Lichfield District Council is also using developer contributions from Biodiversity Offsetting to restore heathland sites within the District and the Purple Horizons project area, to secure their future as a link in the heathland network across the Midlands.

Challenges and solutions

Community engagement

A challenge with the project has been engaging with local communities and highlighting the benefits of the project to them. To do this, Walsall Council used a portion of the initial £200,000 funding to work with local communities. This was carried out by the Birmingham and the Black Country Wildlife Trust at Tuners Wood through their community / education outreach programmes to educate and encourage young people to get involved with the nature recovery project. For example, tree and hedge planting has been underway at Turner’s Wood involving local schoolchildren.

Stakeholder engagement

A second challenge to the project is recognising how important private landowners are to the nature restoration and the linking of the two nature reserves. This is because a significant amount of land in Lichfield under the Purple Horizons project is owned by farmers and used for agriculture.

As part of the Green Finance analysis work landowners were interviewed to understand their experience of delivering environmental outcomes, their willingness to provide nature-based solutions, and identify opportunities and blockers to delivery. Further stakeholder engagement is currently underway with an additional £40,000 of project funding ringfenced to engage with local communities and landowners.

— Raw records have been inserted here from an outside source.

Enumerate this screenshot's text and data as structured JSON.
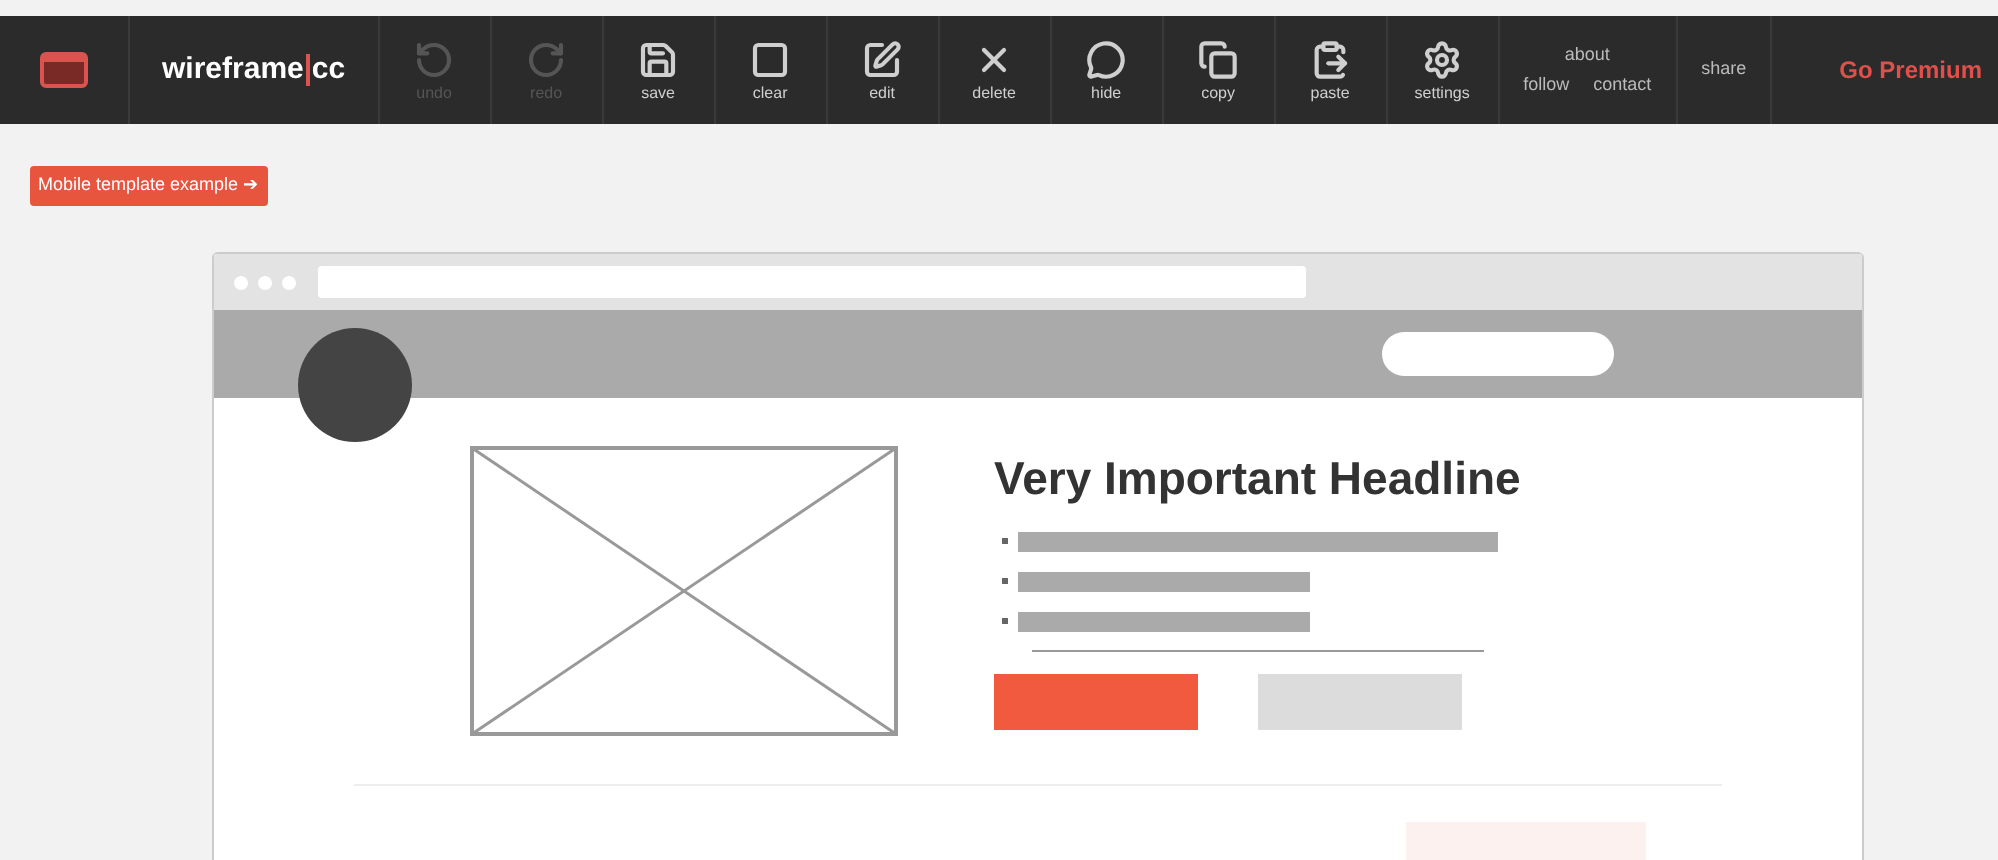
{
  "toolbar": {
    "logo": "wireframe",
    "logo_suffix": "cc",
    "tools": [
      {
        "label": "undo",
        "disabled": true
      },
      {
        "label": "redo",
        "disabled": true
      },
      {
        "label": "save",
        "disabled": false
      },
      {
        "label": "clear",
        "disabled": false
      },
      {
        "label": "edit",
        "disabled": false
      },
      {
        "label": "delete",
        "disabled": false
      },
      {
        "label": "hide",
        "disabled": false
      },
      {
        "label": "copy",
        "disabled": false
      },
      {
        "label": "paste",
        "disabled": false
      },
      {
        "label": "settings",
        "disabled": false
      }
    ],
    "links": {
      "about": "about",
      "follow": "follow",
      "contact": "contact"
    },
    "share": "share",
    "premium": "Go Premium"
  },
  "template_button": "Mobile template example ➔",
  "canvas": {
    "headline": "Very Important Headline"
  }
}
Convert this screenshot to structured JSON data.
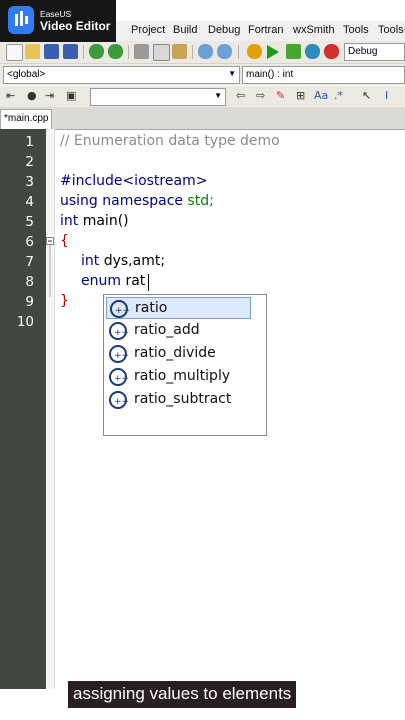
{
  "watermark": {
    "line1": "EaseUS",
    "line2": "Video Editor",
    "icon": "easeus-video-editor-logo"
  },
  "menu": [
    "Project",
    "Build",
    "Debug",
    "Fortran",
    "wxSmith",
    "Tools",
    "Tools+"
  ],
  "toolbar": {
    "build_target": "Debug"
  },
  "scope_bar": {
    "scope": "<global>",
    "symbol": "main() : int"
  },
  "tab": {
    "label": "*main.cpp"
  },
  "line_numbers": [
    "1",
    "2",
    "3",
    "4",
    "5",
    "6",
    "7",
    "8",
    "9",
    "10"
  ],
  "code": {
    "l1": "// Enumeration data type demo",
    "l3": "#include<iostream>",
    "l4_kw": "using namespace",
    "l4_std": "std;",
    "l5_kw": "int",
    "l5_rest": " main()",
    "l6": "{",
    "l7_kw": "int",
    "l7_rest": " dys,amt;",
    "l8_kw": "enum",
    "l8_rest": " rat",
    "l9": "}"
  },
  "autocomplete": {
    "icon": "cpp-class-icon",
    "items": [
      "ratio",
      "ratio_add",
      "ratio_divide",
      "ratio_multiply",
      "ratio_subtract"
    ],
    "selected": "ratio"
  },
  "caption": "assigning values to elements",
  "colors": {
    "gutter": "#404841",
    "comment": "#8c8c8c",
    "keyword": "#00008b",
    "std": "#0b7a0b",
    "brace": "#b00000",
    "selection": "#dce8fb"
  }
}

Advice for other local authorities

Ultimately, Lichfield and Walsall feel the project has been beneficial to their councils and local communities. Walsall Council feel that working on a large-scale project has led to greater member attention on the importance of nature recovery projects across the district. For example, the separate re-wilding project in the Council has now been included as part of their budget proposals. At Lichfield District Council, biodiversity and nature recovery has become a priority for the Council and a key consideration for member decisions.

It is likely that there will be more funding coming forward so a key piece of advice is to have plans ready. Walsall Council were fortunate that they had been working on restoring heathlands in the Borough for the last 20 years, so they had a head start and knew what was required to carry out the works. The project will also help landowners and local authorities prepare to grasp the funding and opportunity that mandatory Biodiversity Net Gain will bring.


Purple Horizons recently received recognition for its nature recovery work, winning the Public Sector award at the West Midlands Combined Authority Natural Environment Awards. Julie Button, Natural England’s Project Manager for the Purple Horizons Nature Recovery Project, said:

"We are very proud the Purple Horizons Nature Recovery Project work has been recognised with this important award. We are working with a range of partners, landowners and communities to deliver resilience for nature and an environment where people’s health and wellbeing can thrive on the edge of the West Midlands urban fringe.”

“The Purple Horizons Nature Recovery Project is about delivering a great place for nature and people to thrive while tackling the adaptations and mitigation needed for climate change.”